Hoffman Island and Swinburne Island were created in Lower New York Bay to receive, quarantine, and give medical treatment to immigrants. Now they harbor birds.
In the 1870s, when New Yorkers constructed two islands by piling rock, sand, and timbers into New York Harbor, they had no idea that they were building a National Park. At the time, Swinburne and Hoffman islands merely answered the challenge of finding somewhere to put immigrants who had potentially infectious diseases. New York did not want cholera or yellow fever. They did not want typhoid or smallpox, or any other epidemic disease that might arrive any day with shiploads of poor immigrants from overseas. Anyone who arrived ill went to hospital, usually on Swinburne island. Anyone who had been exposed to someone who was ill went into quarantine on Hoffman Island. No one was thinking of birds then:
- 1870 – Swinburne Island (originally called Dix Island) was constructed. It served as a hospital for people suffering from infectious diseases.
- 1872 – Hoffman Island was constructed. Initially, Hoffman Island was an entry point for immigrants arriving by sea. Anyone suspected of having an infectious disease or having been in contact with an infectious disease was quarantined on Hoffman Island.
- 1892 – Ellis Island opened as the official entry point for immigrants. Hoffman Island was still used as a quarantine station.
- 1931 to 1937 Hoffman Island was a place for birds for the first time. The island was used to quarantine imported parrots in an attempt to control parrot fever.
- 1938 to mid 1940s – Hoffman Island became the first Maritime Service Training Station (United States Merchant Marine).
- WWII – Swinburne Island was used as a control center for the defensive mines placed along the coast.
- Post WWII – Hoffman and Swinburne islands were abandoned to the waves and the birds. Nature started to make real islands out of them.
- 1972 – The Clean Water Act was passed, alleviating some of the pollution in the New York Harbor waters, and making the environment there more welcoming to birds.
- 1972 – The pesticide DDT was banned, resulting in a slow turnaround in the fortunes of raptors such as the Peregrin Falcons, formerly common along the coast.
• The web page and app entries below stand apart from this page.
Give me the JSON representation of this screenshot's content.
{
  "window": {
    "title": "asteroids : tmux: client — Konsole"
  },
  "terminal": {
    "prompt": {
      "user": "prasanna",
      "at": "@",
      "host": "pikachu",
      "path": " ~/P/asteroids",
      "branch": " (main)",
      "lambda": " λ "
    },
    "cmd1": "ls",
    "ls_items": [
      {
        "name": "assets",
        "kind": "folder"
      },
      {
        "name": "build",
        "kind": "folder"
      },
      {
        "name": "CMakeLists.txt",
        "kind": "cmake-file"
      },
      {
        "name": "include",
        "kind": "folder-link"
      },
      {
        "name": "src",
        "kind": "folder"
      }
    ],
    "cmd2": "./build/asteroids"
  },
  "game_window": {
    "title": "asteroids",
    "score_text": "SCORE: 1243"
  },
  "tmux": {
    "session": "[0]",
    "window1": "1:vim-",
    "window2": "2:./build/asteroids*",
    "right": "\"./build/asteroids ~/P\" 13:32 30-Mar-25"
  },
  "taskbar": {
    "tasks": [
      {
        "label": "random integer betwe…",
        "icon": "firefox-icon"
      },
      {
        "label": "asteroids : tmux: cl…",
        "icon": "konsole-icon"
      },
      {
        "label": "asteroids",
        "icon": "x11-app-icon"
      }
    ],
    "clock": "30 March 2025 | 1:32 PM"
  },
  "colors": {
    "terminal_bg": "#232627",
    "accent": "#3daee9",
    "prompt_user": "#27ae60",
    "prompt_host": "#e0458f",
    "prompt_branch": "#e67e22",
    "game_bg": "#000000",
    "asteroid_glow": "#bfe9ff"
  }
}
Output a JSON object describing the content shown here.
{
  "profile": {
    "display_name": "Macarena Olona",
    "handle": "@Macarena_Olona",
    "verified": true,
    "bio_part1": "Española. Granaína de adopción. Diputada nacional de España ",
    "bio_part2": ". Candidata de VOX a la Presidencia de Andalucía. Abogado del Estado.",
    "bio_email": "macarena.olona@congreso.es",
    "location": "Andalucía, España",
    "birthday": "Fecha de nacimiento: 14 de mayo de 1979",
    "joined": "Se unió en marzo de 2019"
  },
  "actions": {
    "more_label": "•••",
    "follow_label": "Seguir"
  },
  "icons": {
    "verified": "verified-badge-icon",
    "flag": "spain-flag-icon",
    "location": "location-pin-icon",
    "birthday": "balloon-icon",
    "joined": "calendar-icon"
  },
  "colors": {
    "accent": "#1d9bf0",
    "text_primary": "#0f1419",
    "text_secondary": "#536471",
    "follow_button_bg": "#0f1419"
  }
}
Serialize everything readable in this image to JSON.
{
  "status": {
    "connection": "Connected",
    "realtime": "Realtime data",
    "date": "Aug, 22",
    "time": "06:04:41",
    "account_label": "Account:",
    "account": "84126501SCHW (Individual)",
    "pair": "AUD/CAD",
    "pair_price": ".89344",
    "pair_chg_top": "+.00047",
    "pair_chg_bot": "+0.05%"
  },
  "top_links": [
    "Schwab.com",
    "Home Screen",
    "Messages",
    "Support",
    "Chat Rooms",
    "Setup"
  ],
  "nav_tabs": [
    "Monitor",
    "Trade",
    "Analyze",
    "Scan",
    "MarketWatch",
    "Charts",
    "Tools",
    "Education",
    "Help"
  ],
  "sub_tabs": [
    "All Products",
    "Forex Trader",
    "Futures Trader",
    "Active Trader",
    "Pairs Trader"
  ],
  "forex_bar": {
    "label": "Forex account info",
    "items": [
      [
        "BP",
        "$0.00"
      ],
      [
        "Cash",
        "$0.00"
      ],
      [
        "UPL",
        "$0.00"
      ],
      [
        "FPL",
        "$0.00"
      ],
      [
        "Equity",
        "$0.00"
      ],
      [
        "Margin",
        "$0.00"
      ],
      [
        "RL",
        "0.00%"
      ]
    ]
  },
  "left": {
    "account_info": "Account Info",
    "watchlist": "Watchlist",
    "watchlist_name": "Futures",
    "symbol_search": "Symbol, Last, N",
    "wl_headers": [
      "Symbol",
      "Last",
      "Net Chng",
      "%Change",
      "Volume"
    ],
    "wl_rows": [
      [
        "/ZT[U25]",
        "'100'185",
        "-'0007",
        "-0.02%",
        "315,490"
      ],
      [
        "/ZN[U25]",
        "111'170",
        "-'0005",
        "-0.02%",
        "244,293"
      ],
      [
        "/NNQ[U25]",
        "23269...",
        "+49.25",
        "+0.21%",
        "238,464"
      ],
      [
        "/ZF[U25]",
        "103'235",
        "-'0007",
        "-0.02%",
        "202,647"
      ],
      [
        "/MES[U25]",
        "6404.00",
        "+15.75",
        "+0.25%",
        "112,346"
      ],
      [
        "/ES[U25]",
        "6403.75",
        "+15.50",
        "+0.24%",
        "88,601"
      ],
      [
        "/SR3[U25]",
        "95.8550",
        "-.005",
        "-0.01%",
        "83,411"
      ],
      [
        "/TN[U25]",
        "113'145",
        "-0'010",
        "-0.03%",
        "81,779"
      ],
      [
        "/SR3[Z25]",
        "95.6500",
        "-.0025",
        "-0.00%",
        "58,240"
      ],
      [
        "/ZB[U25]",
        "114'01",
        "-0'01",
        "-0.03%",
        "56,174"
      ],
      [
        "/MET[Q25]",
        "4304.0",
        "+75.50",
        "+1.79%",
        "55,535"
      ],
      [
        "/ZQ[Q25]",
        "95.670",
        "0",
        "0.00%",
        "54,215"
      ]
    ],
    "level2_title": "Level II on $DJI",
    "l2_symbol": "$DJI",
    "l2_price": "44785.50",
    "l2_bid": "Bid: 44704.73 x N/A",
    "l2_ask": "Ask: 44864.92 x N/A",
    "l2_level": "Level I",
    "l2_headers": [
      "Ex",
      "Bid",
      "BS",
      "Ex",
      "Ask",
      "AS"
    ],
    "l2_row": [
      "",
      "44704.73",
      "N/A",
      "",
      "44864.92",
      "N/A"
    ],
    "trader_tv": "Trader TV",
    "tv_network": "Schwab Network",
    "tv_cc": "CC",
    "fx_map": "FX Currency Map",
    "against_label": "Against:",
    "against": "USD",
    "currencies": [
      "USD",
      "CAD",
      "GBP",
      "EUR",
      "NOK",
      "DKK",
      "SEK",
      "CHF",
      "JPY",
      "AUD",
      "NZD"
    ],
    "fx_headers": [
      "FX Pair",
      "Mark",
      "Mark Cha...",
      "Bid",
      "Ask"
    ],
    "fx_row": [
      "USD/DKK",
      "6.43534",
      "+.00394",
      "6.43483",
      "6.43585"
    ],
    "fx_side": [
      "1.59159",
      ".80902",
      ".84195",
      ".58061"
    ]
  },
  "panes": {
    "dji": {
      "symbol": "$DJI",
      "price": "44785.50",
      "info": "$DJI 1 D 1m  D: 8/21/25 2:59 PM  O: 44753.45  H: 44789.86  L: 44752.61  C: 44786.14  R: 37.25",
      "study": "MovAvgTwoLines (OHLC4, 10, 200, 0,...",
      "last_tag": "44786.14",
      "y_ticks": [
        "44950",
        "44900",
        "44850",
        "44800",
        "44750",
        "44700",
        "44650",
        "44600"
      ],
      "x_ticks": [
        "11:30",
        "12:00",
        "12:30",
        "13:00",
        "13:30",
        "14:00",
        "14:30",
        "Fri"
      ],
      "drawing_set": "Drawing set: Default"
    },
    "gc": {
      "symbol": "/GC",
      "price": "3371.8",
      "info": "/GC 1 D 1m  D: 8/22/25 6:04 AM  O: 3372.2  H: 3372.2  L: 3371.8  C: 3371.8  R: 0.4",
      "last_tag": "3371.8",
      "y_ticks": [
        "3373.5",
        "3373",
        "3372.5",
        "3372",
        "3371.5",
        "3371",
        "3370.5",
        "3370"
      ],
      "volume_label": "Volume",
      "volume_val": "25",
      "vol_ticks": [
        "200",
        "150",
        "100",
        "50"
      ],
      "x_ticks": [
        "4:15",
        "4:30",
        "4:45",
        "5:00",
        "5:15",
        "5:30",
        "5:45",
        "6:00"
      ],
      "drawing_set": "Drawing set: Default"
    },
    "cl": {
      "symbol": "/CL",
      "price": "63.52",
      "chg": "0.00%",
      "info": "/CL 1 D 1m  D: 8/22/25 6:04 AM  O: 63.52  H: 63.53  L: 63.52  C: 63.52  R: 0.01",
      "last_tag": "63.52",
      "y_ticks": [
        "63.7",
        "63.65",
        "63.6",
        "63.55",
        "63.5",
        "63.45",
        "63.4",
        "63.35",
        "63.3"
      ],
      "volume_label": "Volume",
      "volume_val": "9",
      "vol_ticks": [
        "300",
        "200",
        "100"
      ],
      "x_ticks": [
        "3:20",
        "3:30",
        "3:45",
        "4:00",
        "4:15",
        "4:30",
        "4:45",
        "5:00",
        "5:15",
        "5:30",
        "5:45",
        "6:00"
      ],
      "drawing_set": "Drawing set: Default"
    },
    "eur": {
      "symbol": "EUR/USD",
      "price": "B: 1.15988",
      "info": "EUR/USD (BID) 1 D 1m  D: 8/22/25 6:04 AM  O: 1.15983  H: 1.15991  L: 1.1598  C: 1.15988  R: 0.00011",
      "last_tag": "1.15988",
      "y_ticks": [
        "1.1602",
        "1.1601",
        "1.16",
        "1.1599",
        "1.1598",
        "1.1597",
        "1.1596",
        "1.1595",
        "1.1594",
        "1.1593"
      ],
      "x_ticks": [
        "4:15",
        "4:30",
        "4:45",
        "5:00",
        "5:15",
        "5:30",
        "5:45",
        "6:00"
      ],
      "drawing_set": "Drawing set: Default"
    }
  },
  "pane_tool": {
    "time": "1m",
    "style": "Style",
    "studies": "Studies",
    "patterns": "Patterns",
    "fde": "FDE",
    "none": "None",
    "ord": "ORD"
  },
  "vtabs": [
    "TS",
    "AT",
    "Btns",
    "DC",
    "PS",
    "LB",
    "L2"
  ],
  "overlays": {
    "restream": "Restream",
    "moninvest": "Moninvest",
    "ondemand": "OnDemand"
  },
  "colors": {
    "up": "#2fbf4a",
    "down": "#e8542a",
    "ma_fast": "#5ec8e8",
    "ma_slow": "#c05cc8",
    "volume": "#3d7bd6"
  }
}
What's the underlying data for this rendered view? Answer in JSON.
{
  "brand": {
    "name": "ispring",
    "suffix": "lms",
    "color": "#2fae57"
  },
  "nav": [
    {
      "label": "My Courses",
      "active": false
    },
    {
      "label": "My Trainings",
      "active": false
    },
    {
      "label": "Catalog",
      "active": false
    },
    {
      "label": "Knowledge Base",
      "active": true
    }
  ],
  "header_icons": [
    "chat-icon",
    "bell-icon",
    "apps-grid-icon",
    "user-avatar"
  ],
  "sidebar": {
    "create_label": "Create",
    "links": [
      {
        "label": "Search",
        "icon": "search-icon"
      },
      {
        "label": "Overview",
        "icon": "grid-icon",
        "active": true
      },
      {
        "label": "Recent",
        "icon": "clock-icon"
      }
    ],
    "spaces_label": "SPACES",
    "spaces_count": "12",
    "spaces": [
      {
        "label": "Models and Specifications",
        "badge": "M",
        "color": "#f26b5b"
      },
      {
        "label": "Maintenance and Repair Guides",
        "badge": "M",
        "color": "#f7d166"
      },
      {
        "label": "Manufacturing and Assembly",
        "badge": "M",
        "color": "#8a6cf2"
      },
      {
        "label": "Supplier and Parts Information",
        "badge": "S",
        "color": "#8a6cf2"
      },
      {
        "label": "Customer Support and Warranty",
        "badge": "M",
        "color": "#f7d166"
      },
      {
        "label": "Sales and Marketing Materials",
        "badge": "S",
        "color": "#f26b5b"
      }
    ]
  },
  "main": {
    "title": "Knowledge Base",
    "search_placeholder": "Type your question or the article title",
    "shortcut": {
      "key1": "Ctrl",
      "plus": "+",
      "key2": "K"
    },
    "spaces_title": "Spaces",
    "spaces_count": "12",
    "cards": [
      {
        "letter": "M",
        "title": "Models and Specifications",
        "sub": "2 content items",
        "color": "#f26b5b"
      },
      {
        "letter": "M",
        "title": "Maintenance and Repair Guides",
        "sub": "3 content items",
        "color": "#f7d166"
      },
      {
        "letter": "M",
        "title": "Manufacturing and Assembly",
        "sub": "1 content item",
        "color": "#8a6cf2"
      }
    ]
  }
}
- 1974 – Hoffman and Swinburne Islands both came under the control of the US National Parks Service.
- Today – the islands are part of Gateway National Recreation Area. Hundreds of water birds have found sanctuary on the islands and many nest there. Though Hoffman and Swinburne Islands are not open to the public, harbor tours bring ecotourists close to the shore to enjoy cormorants, egrets, glossy ibis, herons, gulls, and other birds. The islands are a focus of New York City Audubon’s Harbor Heron’s Project.
Many years of neglect followed many years of intense human occupation. The two islands, created by people, evolved into natural ecosystems left to the birds and whatever other wildlife could make its way there. Slowly, the city around them made slow progress at improving the environment. While no one was really looking, and to just about everyone’s amazement, a bird sanctuary was created right in the middle of New York Harbor. Now New Yorkers find themselves with two natural treasures to enjoy and protect—Hoffman and Swinburne Islands are so much more today than they were in the beginning.